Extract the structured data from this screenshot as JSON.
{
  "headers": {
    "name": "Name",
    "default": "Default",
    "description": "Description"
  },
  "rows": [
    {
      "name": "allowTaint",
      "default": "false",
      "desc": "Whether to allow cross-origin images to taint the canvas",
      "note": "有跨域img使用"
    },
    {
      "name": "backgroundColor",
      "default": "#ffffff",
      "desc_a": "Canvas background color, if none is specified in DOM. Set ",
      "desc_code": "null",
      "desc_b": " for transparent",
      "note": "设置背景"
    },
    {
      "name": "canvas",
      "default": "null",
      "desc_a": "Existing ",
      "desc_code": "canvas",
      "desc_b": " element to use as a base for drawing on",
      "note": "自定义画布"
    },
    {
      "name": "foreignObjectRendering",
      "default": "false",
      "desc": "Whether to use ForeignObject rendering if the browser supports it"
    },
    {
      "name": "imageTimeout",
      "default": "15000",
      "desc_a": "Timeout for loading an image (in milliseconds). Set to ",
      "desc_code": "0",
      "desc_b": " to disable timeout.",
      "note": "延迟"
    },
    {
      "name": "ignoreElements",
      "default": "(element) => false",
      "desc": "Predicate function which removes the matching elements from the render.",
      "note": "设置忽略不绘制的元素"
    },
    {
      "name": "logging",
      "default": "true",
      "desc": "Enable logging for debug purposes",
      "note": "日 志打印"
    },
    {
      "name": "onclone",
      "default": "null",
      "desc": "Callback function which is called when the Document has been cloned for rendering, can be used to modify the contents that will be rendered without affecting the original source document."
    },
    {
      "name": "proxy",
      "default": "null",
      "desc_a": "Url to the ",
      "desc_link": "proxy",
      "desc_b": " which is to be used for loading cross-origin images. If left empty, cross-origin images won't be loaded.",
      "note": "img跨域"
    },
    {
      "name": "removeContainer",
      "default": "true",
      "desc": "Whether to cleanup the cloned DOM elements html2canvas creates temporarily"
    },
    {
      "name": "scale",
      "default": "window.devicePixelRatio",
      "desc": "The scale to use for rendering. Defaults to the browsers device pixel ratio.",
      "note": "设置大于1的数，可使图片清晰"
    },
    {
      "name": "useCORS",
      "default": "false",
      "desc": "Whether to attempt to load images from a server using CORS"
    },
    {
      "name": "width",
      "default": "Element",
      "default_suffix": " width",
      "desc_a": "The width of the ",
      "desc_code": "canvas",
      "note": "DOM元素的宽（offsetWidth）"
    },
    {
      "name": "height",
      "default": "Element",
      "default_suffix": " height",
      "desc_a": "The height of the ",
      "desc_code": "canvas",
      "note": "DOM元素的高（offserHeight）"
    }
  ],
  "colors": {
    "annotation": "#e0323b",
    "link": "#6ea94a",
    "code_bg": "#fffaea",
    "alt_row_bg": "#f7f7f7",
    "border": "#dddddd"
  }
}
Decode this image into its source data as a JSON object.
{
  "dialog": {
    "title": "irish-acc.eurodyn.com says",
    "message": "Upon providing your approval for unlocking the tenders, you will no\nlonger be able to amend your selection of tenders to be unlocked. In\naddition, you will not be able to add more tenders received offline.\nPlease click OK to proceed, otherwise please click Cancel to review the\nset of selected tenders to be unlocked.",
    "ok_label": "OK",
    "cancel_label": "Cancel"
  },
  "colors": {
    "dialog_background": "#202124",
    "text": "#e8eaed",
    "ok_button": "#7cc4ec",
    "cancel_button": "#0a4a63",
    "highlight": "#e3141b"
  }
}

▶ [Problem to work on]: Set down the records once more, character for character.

▶ [Result of this task]:
Extract the structured data from this screenshot as JSON.
{
  "headers": {
    "name": "Name",
    "default": "Default",
    "description": "Description"
  },
  "rows": [
    {
      "name": "allowTaint",
      "default": "false",
      "desc": "Whether to allow cross-origin images to taint the canvas",
      "note": "有跨域img使用"
    },
    {
      "name": "backgroundColor",
      "default": "#ffffff",
      "desc_a": "Canvas background color, if none is specified in DOM. Set ",
      "desc_code": "null",
      "desc_b": " for transparent",
      "note": "设置背景"
    },
    {
      "name": "canvas",
      "default": "null",
      "desc_a": "Existing ",
      "desc_code": "canvas",
      "desc_b": " element to use as a base for drawing on",
      "note": "自定义画布"
    },
    {
      "name": "foreignObjectRendering",
      "default": "false",
      "desc": "Whether to use ForeignObject rendering if the browser supports it"
    },
    {
      "name": "imageTimeout",
      "default": "15000",
      "desc_a": "Timeout for loading an image (in milliseconds). Set to ",
      "desc_code": "0",
      "desc_b": " to disable timeout.",
      "note": "延迟"
    },
    {
      "name": "ignoreElements",
      "default": "(element) => false",
      "desc": "Predicate function which removes the matching elements from the render.",
      "note": "设置忽略不绘制的元素"
    },
    {
      "name": "logging",
      "default": "true",
      "desc": "Enable logging for debug purposes",
      "note": "日 志打印"
    },
    {
      "name": "onclone",
      "default": "null",
      "desc": "Callback function which is called when the Document has been cloned for rendering, can be used to modify the contents that will be rendered without affecting the original source document."
    },
    {
      "name": "proxy",
      "default": "null",
      "desc_a": "Url to the ",
      "desc_link": "proxy",
      "desc_b": " which is to be used for loading cross-origin images. If left empty, cross-origin images won't be loaded.",
      "note": "img跨域"
    },
    {
      "name": "removeContainer",
      "default": "true",
      "desc": "Whether to cleanup the cloned DOM elements html2canvas creates temporarily"
    },
    {
      "name": "scale",
      "default": "window.devicePixelRatio",
      "desc": "The scale to use for rendering. Defaults to the browsers device pixel ratio.",
      "note": "设置大于1的数，可使图片清晰"
    },
    {
      "name": "useCORS",
      "default": "false",
      "desc": "Whether to attempt to load images from a server using CORS"
    },
    {
      "name": "width",
      "default": "Element",
      "default_suffix": " width",
      "desc_a": "The width of the ",
      "desc_code": "canvas",
      "note": "DOM元素的宽（offsetWidth）"
    },
    {
      "name": "height",
      "default": "Element",
      "default_suffix": " height",
      "desc_a": "The height of the ",
      "desc_code": "canvas",
      "note": "DOM元素的高（offserHeight）"
    }
  ],
  "colors": {
    "annotation": "#e0323b",
    "link": "#6ea94a",
    "code_bg": "#fffaea",
    "alt_row_bg": "#f7f7f7",
    "border": "#dddddd"
  }
}
Decode this image into its source data as a JSON object.
{
  "dialog": {
    "title": "irish-acc.eurodyn.com says",
    "message": "Upon providing your approval for unlocking the tenders, you will no\nlonger be able to amend your selection of tenders to be unlocked. In\naddition, you will not be able to add more tenders received offline.\nPlease click OK to proceed, otherwise please click Cancel to review the\nset of selected tenders to be unlocked.",
    "ok_label": "OK",
    "cancel_label": "Cancel"
  },
  "colors": {
    "dialog_background": "#202124",
    "text": "#e8eaed",
    "ok_button": "#7cc4ec",
    "cancel_button": "#0a4a63",
    "highlight": "#e3141b"
  }
}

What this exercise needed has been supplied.